The last theme echoes over and over again throughout the book. There's one quotation, which I can't locate at the moment, that aptly describes this idea. As she watches the divorce proceeding, Helen wonders if all this was an inevitable outcome of her dalliances with Mildmay and Anderson. She likens herself to a little boy pushing his toy soldier closer and closer to the edge just to see what would happen. I really enjoyed this underlying idea that we humans are prone to pushing ever so slightly too hard and bringing disaster upon ourselves.
The martial woes of the Codringtons takes place against the backdrop of Victorian society, and Fido's roles as an activist for women's rights is a key issue in The Sealed Letter. It's worth remarking on the ironic censure that Fido receives from other women in the Reform Firm, particularly the "equal above all others" woman Bettie Parkes. What I found most poignant, however, was the depth to which Fido sinks in the witness box to retract an affidavit she has signed. Fido essentially claims her "weakness as a woman" as her excuse for signing a statement to which she can attach no veracity. This makes her a hypocrite and hurts her Cause … yet it is so very true.
Which is not to say that all women are weak. No, what I mean is that Fido is right in claiming she was too weak-willed to refuse to sign the affidavit, too weak-willed to stand up to the illogical Helen Codrington.
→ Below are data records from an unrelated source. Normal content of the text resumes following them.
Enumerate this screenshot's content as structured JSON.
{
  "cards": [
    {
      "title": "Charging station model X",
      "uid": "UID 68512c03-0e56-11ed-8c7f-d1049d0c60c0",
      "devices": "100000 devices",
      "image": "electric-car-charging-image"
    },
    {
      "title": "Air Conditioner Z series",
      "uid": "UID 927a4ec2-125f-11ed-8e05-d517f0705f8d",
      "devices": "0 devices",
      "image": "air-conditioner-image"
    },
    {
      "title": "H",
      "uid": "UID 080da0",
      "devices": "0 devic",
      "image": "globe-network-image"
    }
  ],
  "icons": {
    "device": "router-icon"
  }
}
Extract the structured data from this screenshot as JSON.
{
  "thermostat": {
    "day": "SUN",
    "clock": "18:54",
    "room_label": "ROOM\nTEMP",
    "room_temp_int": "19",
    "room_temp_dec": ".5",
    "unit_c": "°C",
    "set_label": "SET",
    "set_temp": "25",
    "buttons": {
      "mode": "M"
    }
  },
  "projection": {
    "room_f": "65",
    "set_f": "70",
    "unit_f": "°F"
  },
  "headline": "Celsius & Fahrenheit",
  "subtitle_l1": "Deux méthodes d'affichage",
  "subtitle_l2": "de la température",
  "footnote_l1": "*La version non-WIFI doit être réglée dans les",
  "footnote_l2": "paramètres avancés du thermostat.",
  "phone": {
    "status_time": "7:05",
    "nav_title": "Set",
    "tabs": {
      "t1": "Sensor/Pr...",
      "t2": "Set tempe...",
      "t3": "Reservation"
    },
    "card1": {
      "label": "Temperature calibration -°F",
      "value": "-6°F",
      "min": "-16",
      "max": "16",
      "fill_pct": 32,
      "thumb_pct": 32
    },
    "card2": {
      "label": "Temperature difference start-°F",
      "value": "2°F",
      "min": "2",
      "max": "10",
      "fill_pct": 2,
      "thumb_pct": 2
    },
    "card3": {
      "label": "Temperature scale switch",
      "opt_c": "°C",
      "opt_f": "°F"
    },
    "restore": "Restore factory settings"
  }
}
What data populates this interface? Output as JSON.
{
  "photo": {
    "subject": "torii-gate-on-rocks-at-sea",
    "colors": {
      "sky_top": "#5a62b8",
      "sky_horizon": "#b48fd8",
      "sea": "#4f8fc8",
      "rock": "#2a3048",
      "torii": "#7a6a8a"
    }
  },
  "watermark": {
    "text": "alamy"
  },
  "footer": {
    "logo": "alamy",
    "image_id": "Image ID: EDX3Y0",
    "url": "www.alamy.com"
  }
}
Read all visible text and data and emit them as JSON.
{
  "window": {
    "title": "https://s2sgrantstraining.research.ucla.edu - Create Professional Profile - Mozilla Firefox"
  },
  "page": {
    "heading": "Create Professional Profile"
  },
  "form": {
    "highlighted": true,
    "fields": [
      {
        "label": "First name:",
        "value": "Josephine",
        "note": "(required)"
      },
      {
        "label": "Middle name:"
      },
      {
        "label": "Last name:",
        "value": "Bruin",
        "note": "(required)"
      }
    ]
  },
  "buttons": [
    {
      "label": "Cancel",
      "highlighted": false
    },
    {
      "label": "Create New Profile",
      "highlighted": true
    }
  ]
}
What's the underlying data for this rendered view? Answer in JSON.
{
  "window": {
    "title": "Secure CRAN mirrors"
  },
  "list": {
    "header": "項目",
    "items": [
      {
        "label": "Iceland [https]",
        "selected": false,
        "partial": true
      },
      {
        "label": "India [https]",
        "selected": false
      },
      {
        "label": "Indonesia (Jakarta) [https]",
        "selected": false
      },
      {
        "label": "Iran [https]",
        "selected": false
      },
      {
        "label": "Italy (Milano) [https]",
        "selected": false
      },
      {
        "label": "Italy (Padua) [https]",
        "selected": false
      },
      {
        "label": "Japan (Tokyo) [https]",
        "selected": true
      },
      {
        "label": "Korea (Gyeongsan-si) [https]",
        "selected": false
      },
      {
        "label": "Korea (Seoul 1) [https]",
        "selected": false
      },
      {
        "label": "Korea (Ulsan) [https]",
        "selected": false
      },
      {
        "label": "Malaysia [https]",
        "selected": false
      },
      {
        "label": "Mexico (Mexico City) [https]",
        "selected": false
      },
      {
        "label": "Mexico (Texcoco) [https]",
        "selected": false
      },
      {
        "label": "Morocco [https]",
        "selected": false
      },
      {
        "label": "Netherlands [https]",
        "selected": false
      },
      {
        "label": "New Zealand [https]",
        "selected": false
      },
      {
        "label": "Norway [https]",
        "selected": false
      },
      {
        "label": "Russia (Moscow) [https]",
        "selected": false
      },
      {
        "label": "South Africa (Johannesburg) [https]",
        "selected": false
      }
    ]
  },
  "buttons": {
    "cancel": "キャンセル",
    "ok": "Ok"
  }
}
It's a character flaw—of the individual, not of the gender—that manifests over and over again, each time sending Fido down a darker, dimmer road as she tries to find some sense of equilibrium. Even as she contrasts two very distinct Victorian era women and their attitudes toward men and society, Donoghue reminds us that gender is only a part of who we are.
But what of the eponymous letter?! What's so special, so scandalous, that it remains sealed until the final chapter? Without going into too much detail, let me just say that this is more a MacGuffin than anything. It serves a minor purpose, but the book would have worked even with the letter removed, so don't spend too much time stressing over it as you read, OK?
Finally, I'd like to conclude by way of complaint about a formatting issue. What's up with the font used in this edition to render letters? It's nearly illegible; I had to squint and carefully linger over each cursive word in order to make it out. I don't mind when books use different fonts, even cursive fonts, to add a little flair—just make them readable!
The Sealed Letter delighted me with its detail and its characterization. Donoghue presents an actual divorce in 1864 England, setting it against the social issues of the time, and the end result is a success.